One of my biggest problems with “Homecoming” was that I thought it lacked humour, or at the very least the jokes that were there didn’t make me laugh. In order to find this film funny you have to be invested in the characters because a lot of the humour stems from the issues in Peter Parker’s personal life and his struggles at high school. This is fine and I’m sure a lot of people did feel invested and therefore enjoyed the visual humour in the film, but I just couldn’t buy into the relationships or the plot. I find it very difficult to believe that someone with the bone structure of Tom Holland would have trouble fitting in at high school, particularly because he doesn’t act like an awkward teenager; he’s smart, funny, and relaxed so why should I believe that he’s on the outskirts of popularity?
I also thought that this was a visually clumsy movie devoid of interesting special effects. There’s a lot of CGI and most of it is good, but it isn’t very exciting and personally I found that it took me out of the movie more often than it thrilled me. I couldn’t really focus on anything during the action sequences because the lighting wasn’t great, and the way that Spider-Man fought meant that things happened quickly which made it hard to know what I was supposed to be looking at.
Still, I did like Michael Keaton as Vulture. It’s amusing to me that he’s gone from “Birdman” to this and his presence on screen helped elevate the movie, but I don’t agree with critics who are claiming that he is a relatable villain. We get a sense of his motivations in the opening scene but we don’t actually know anything substantial about him other than the fact that he feels hard done to. We’re supposed to take it at face value that he has a right feel like that, and many people will, but all we have to go on is the opening scene in which the contractors come across as opportunists rather than as average Americans who deserve a break.

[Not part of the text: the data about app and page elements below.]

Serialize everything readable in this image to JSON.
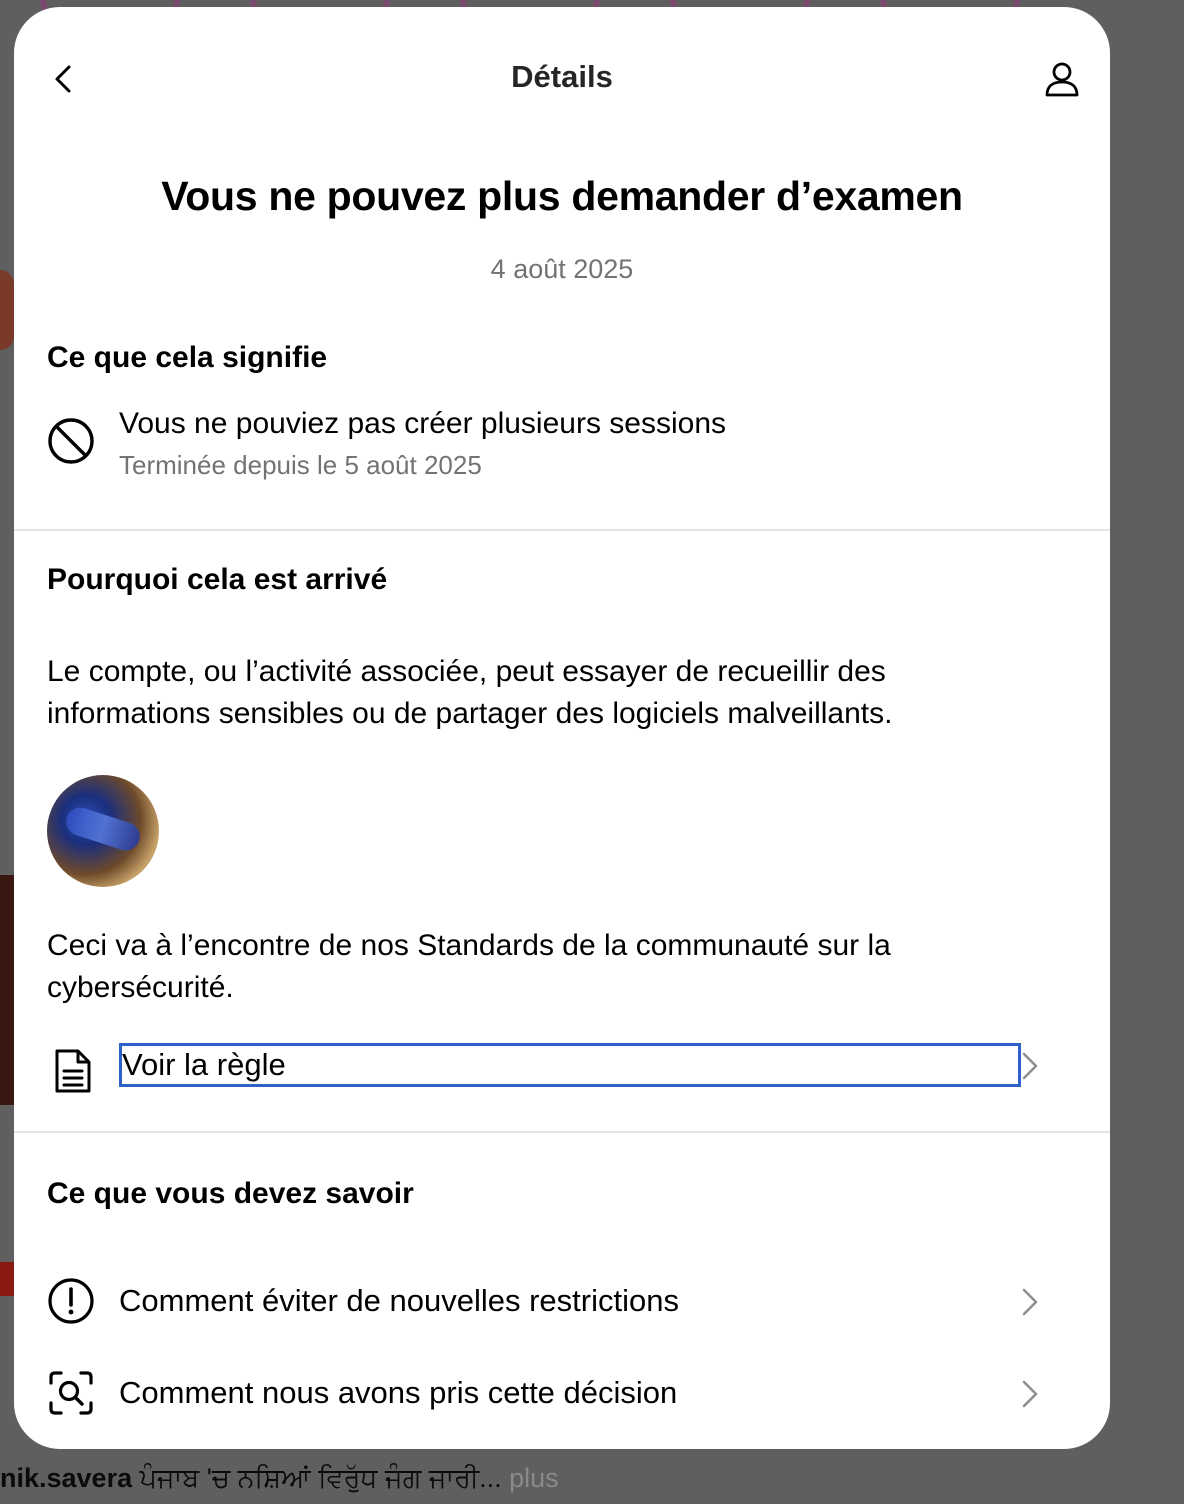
{
  "background": {
    "caption_user": "nik.savera",
    "caption_text": " ਪੰਜਾਬ 'ਚ ਨਸ਼ਿਆਂ ਵਿਰੁੱਧ ਜੰਗ ਜਾਰੀ...",
    "caption_more": " plus"
  },
  "header": {
    "title": "Détails"
  },
  "main": {
    "title": "Vous ne pouvez plus demander d’examen",
    "date": "4 août 2025"
  },
  "meaning": {
    "title": "Ce que cela signifie",
    "restriction_text": "Vous ne pouviez pas créer plusieurs sessions",
    "restriction_status": "Terminée depuis le 5 août 2025"
  },
  "why": {
    "title": "Pourquoi cela est arrivé",
    "paragraph": "Le compte, ou l’activité associée, peut essayer de recueillir des informations sensibles ou de partager des logiciels malveillants.",
    "standards_text": "Ceci va à l’encontre de nos Standards de la communauté sur la cybersécurité.",
    "rule_link": "Voir la règle"
  },
  "know": {
    "title": "Ce que vous devez savoir",
    "items": [
      {
        "label": "Comment éviter de nouvelles restrictions",
        "icon": "exclamation-circle-icon"
      },
      {
        "label": "Comment nous avons pris cette décision",
        "icon": "scan-search-icon"
      }
    ]
  },
  "colors": {
    "focus_ring": "#2f62c8",
    "muted_text": "#737373",
    "overlay": "#5f5f5f"
  }
}
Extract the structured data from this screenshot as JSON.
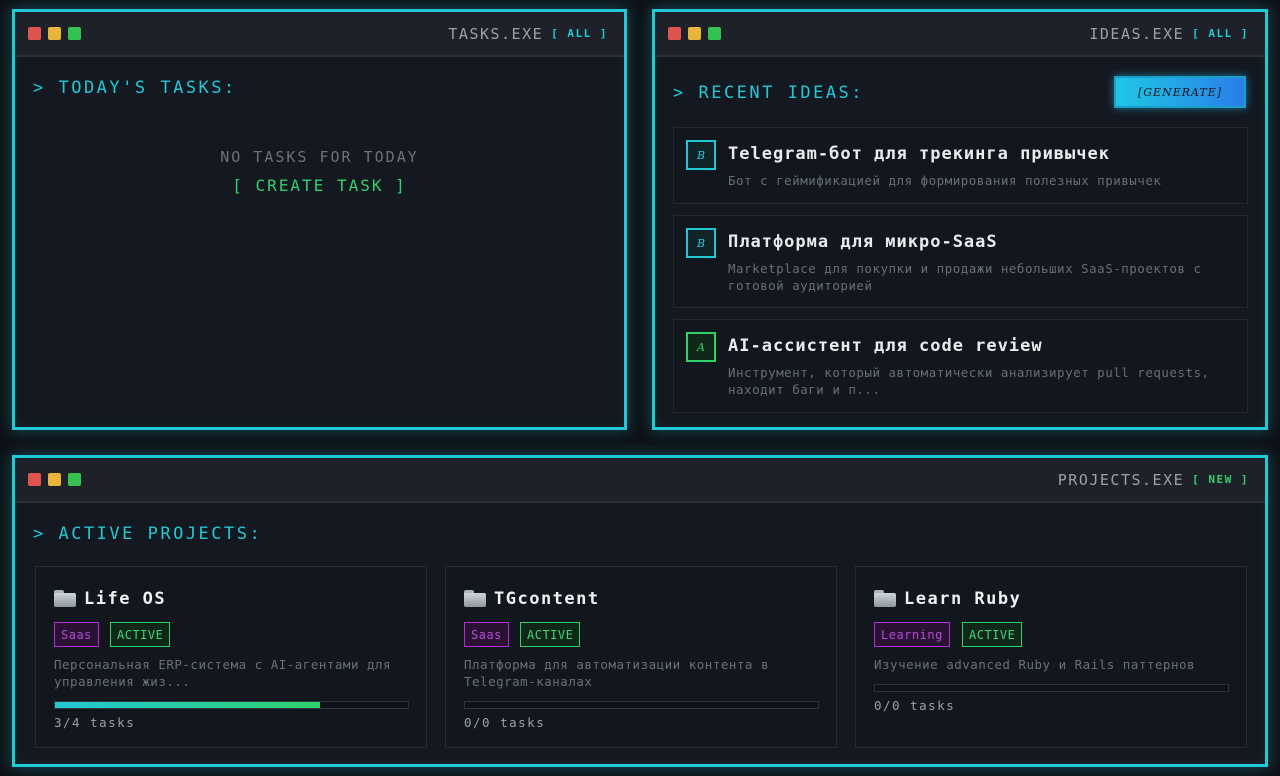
{
  "tasks_window": {
    "title": "TASKS.EXE",
    "link": "[ ALL ]",
    "heading": "> TODAY'S TASKS:",
    "empty_text": "NO TASKS FOR TODAY",
    "create_label": "[ CREATE TASK ]"
  },
  "ideas_window": {
    "title": "IDEAS.EXE",
    "link": "[ ALL ]",
    "heading": "> RECENT IDEAS:",
    "generate_label": "[GENERATE]",
    "ideas": [
      {
        "badge": "B",
        "title": "Telegram-бот для трекинга привычек",
        "desc": "Бот с геймификацией для формирования полезных привычек"
      },
      {
        "badge": "B",
        "title": "Платформа для микро-SaaS",
        "desc": "Marketplace для покупки и продажи небольших SaaS-проектов с готовой аудиторией"
      },
      {
        "badge": "A",
        "title": "AI-ассистент для code review",
        "desc": "Инструмент, который автоматически анализирует pull requests, находит баги и п..."
      }
    ]
  },
  "projects_window": {
    "title": "PROJECTS.EXE",
    "link": "[ NEW ]",
    "heading": "> ACTIVE PROJECTS:",
    "projects": [
      {
        "name": "Life OS",
        "category": "Saas",
        "status": "ACTIVE",
        "desc": "Персональная ERP-система с AI-агентами для управления жиз...",
        "progress": 0.75,
        "tasks": "3/4 tasks"
      },
      {
        "name": "TGcontent",
        "category": "Saas",
        "status": "ACTIVE",
        "desc": "Платформа для автоматизации контента в Telegram-каналах",
        "progress": 0,
        "tasks": "0/0 tasks"
      },
      {
        "name": "Learn Ruby",
        "category": "Learning",
        "status": "ACTIVE",
        "desc": "Изучение advanced Ruby и Rails паттернов",
        "progress": 0,
        "tasks": "0/0 tasks"
      }
    ]
  },
  "colors": {
    "accent_cyan": "#22c8d6",
    "accent_green": "#2fd16b",
    "accent_purple": "#b02fd6",
    "background": "#0e1217"
  }
}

There is one standout scene in the movie involving Vulture and Spider-Man, but to go into that scene in detail would be to spoil the film’s main twist and I don’t think that this would be fair to people who haven’t seen it yet. It’s a smart scene which shows the vulnerability of Peter Parker and humanises Adrian Toomes (Vulture), making him seem like a real character rather than a plot device. I liked it a lot and the five minute sequence definitely enhanced my opinion of the movie as whole, although I have to say that it felt slightly derivative because it reminded me of the dynamic between Peter Parker and Norman Osborn (Willem Dafoe) in Raimi’s “Spider-Man”.
Overall I wouldn’t say that “Spider-Man: Homecoming” was a great movie but I wouldn’t call it terrible either. It plays on familiar themes and its action sequences are forgettable, but it also features two good performances and this Spider-Man genuinely feels like a friendly neighbourhood version of the character. I would encourage Marvel fans to give this film a chance and come to their own conclusions, but personally I found it to be an uninspired experience.